Well I ended up taking down the upper frame. It proved too expensive to source a chevron mounted bearing, after Fastenal failed to deliver on the one in their catalog, which would have been ideal. So I drilled some new holes in the frame rail and started to use a hole saw to expand the hole around the shaft, to suit a different bearing.
I found out 2 things from this: using a hole saw without a solid pilot hole (I used a chunk of wood for the pilot) to guide it doesn’t work well. And it is DEFINITELY loud enough to wake a sleeping toddler. I could clamp some aluminum behind it to provide a better pilot but to save time, and be lazy, I am going to leave the hole as it is and just space out the bearing. Also I think I would need to scrounge up a better hole saw. The blade I was using had some serious wobble and has little left for teeth.
I then reassembled the upper frame and did a little bounce testing.
From this testing I found that the lower frame isn’t quite as stiff as I would like. The back right hand corner will lift a little (about 1/8″, maybe less) when you really bounce your weight away from the wall. It doesn’t feel flimsy or like it’s going to tip but it is a little off-putting when you can see and hear it lift. With the planks on I doubt you will be able to see it, their weight should hold it down more, but I would still like to do something to stiffen up the frame. The wall frame feels super stiff.
Since only the one side lifts I am inclined to think that the diagonal strap on in the lower frame (the one that runs along the floor) is keeping the other corner from lifting. If this is the case it will be easy enough to stiffen things by adding an additional diagonal strap, making the lower frame symmetric. It could also be that the one brace running diagonally from the top to the bottom shown below has a stiffening, bent flange, while the other does not. This can be checked by simply swapping the braces and seeing if it has any effect.
(Note: I swapped the braces after writing this post and it did change things a bit but the difference seems to come primarily from the lower strap.)
I will run some additional FEA and verify that this change will improve things.
There was a bit of a learning curve involve with getting the main frame rails in place. I had to sit them on blocks and balance them in place against the lower frame while I then slid the main shaft into place. The thought of knocking them over while inserting the shaft made it slightly nerve wracking.
Then before bolting the bearings to the frame rails I had to carefully block the rails up so that the pin hole on the rail was centered on the hole in the pin plate. This would be a totally unnecessary step if I used bearings like this which would be piloted into place on the rail. They are slightly more expensive but I think this would have been worth it.
Putting the little brackets on the cross brace pieces I noted 2 problems. First Princess Auto had nothing but 3.5″ bolts in the 3″ bolt bin. And the mounting faces of the brackets are not flush with the end of the square tube. Next time I would use slotted holes in the brackets to allow for some variance in the bent parts.
I don’t think this will cause any major problems, but we will find out.
I didn’t get quite as much done on the weekend as I had hoped, as I was briefly sidelined by a stomach flu.

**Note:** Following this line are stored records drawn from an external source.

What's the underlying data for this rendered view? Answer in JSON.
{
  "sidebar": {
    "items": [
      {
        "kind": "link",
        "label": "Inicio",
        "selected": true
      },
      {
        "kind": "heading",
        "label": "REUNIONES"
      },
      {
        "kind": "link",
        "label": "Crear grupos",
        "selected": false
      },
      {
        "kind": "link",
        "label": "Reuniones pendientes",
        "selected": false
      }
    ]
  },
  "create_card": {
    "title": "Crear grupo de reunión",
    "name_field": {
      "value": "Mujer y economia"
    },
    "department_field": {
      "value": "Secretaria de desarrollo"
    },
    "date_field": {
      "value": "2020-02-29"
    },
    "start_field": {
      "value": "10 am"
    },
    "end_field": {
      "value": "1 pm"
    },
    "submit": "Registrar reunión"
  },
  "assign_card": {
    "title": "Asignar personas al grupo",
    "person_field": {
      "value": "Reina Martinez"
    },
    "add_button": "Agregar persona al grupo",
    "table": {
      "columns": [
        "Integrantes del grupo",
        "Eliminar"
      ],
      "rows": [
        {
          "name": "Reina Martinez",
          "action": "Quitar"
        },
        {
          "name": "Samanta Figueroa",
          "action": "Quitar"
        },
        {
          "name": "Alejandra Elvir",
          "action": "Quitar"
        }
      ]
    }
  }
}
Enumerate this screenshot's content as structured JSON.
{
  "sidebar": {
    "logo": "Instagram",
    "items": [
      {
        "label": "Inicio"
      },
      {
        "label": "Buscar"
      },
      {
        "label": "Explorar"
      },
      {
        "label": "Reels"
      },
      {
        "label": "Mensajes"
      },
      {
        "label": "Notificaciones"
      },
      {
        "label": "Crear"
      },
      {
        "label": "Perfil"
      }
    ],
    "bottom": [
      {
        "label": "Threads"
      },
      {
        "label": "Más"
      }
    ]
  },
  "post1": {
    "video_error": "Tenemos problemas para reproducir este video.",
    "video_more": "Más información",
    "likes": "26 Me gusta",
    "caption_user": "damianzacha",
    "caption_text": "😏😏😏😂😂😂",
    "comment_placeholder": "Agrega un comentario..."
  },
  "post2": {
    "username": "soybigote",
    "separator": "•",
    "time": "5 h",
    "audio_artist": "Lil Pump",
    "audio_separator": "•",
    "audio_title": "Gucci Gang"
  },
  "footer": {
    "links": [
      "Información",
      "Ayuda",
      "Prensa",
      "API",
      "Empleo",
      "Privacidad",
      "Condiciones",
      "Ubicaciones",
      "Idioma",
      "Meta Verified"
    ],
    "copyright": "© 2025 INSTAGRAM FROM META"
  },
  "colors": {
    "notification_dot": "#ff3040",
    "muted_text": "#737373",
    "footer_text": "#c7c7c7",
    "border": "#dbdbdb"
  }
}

But on Sunday, with the help of my father, we managed to get the lower frame assembled.
First we assembled the two outer frames:
We then stood them upright and put in the cross bracing. This was a bit of a chore and it would have been a pain on my own. It might have been easier to assemble the lower part of the frame and build up from there.
Next we managed the only bit of real metal working that should be necessary in this project. We drilled and tapped holes in the ends of the main support shaft that the wall frame pivots on. This allows you to bolt the shaft to the frame. (This might not be the only metal working. I will need to do something similar to get the motor driven angle adjustment working. If I bother.)
I kinda anticipated this being a pain and it was, but it went much better than I expected thanks to Lyle “the human lathe” once we found a sharp bit. It was still a two person job to drill and keep the drill aligned well. If I do another one of these I will make a point of buying the softest steel I can reasonably get to ease this step, rather than whatever cold-rolled material was on sale.
The biggest surprise was how big (and HEAVY) this thing is. Sure I designed it, but I didn’t really envision it taking up half my garage. I kinda thought we might be able to park on that side if I trimmed my work bench. Oh well, at least summer is coming up and parking outside won’t be a hassle.